Two in five sales are now made via social media

Thirty-eight per cent of sales are now being made via social channels, according to the PayPal mCommerce Index 2019, which was released today.

Social commerce is growing rapidly in Australia, with 18 per cent of surveyed businesses now selling via social media, which is an increase of 38 per cent year on year. An additional 21 per cent of businesses are intending to sell via social channels within the next six months.

This is good news for consumers, who are very active when it comes to shopping via social media, especially the younger generation with 38 per cent of Gen Z consumers and 36 per cent of Gen Y consumers purchasing via social media in the last six months.

Selling and shopping via social channels has experienced rapid growth as the line between social media and e-commerce continues to blur, explains Libby Roy, PayPal Australia managing director.

The incredible amount of time people spend―especially younger people―on social media has positioned social commerce as the biggest trend we’ll see in online commerce over the next five years, she says.

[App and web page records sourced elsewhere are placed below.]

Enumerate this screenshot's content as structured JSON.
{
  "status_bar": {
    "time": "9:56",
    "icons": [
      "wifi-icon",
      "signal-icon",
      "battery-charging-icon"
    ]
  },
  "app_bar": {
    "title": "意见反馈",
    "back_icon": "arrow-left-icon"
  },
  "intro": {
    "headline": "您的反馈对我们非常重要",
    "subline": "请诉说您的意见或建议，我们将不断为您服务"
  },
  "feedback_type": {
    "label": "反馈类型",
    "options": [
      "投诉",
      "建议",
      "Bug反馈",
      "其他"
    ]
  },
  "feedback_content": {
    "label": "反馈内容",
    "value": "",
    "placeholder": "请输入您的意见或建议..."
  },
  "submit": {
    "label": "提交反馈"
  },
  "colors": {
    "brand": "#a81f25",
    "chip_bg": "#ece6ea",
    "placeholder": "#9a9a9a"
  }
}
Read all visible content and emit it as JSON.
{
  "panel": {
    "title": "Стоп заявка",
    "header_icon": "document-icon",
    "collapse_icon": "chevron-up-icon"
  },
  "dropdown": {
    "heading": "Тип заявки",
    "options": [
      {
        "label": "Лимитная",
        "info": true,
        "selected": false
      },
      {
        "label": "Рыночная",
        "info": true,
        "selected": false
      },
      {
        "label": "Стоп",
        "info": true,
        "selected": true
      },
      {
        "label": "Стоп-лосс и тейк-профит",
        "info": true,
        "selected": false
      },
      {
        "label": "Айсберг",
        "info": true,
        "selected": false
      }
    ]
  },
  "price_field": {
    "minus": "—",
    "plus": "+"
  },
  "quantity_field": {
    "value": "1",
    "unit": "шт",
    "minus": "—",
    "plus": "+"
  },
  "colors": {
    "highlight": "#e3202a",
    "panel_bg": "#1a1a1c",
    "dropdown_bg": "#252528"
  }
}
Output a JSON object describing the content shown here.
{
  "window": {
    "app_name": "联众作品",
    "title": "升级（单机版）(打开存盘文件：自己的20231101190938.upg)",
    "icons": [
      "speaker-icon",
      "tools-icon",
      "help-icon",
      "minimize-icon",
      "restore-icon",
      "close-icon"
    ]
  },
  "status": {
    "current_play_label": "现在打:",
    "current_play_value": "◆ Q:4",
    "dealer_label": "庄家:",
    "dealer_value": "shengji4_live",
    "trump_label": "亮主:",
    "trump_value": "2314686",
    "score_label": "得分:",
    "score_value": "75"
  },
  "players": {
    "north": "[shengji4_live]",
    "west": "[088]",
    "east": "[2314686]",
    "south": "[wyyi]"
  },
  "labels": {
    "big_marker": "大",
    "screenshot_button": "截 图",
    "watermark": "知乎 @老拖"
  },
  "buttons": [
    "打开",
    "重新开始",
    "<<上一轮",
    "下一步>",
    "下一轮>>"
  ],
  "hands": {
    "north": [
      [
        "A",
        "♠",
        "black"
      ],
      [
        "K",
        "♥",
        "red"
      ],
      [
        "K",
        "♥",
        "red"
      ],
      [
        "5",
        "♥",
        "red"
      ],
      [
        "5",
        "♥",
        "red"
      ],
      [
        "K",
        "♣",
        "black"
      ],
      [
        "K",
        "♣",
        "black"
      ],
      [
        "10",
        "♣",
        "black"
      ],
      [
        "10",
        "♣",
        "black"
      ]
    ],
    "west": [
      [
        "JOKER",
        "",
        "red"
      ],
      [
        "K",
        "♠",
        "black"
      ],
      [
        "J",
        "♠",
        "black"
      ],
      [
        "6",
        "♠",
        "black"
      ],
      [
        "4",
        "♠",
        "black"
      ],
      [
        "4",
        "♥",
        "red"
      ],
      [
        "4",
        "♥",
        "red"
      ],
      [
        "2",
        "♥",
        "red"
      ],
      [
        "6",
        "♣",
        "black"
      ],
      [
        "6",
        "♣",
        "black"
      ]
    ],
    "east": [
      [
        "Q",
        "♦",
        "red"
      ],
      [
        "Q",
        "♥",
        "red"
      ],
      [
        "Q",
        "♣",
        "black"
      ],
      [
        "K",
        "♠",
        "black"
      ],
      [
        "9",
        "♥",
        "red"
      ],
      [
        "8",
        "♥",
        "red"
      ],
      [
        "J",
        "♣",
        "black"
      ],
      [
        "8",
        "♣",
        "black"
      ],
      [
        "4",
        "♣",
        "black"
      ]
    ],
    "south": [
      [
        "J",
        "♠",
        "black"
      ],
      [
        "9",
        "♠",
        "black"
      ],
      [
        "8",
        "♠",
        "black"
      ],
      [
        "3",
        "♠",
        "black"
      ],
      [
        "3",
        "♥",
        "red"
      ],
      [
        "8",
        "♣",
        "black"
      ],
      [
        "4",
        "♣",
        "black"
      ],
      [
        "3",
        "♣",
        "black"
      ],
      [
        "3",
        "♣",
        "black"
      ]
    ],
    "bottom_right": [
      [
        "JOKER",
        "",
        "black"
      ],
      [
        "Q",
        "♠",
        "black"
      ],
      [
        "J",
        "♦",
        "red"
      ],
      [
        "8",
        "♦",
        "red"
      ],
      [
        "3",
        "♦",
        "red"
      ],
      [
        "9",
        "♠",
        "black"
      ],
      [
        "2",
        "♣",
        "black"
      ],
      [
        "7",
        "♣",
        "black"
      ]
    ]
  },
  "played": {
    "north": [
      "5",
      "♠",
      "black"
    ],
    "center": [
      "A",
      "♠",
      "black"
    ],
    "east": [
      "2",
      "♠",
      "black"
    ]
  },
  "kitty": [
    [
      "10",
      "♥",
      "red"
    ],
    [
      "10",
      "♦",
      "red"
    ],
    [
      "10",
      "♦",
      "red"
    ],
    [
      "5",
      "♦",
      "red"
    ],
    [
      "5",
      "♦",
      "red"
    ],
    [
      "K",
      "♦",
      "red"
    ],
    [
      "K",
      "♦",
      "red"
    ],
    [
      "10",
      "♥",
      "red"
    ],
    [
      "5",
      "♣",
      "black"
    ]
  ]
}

“Thirty-eight per cent of Generation Z social shoppers buy on social channels at least weekly, almost double the frequency of the average social shopper (21 per cent).

“The rapid rise of social commerce highlights the growing complexity of modern retail and the pressure on brands to effectively deliver omnichannel sales and marketing across all devices, applications and platforms.  With Gen Y and Gen Z almost constantly connected, mainly on social channels, and on track to become the largest consumer generation, the importance of social commerce is obvious.”

When it comes to purchasing products, environmental, fair trade and ethical considerations are increasingly important for consumers. In fact, 55 per cent of respondents were identified as conscious consumers.

Australian businesses are attuned to this changing consumer sentiment with three quarters (75 per cent) agreeing that businesses need to adapt to consumer demand for more ethical products and services and 62 per cent saying that an increasing number of customers make purchasing decisions based on the values they think a company holds.

“Australians, more than ever, are looking beyond the label to the impact their purchases have―environmentally, socially and in terms of fair-trade. With 55 per cent of Australians displaying conscious consumer behaviours, customers want more ethically produced and environmentally friendly products. Every buying decision has the power to change the world a little and I believe we’re seeing the beginning of a shift to sustainability, being driven primarily by the young,” adds Roy.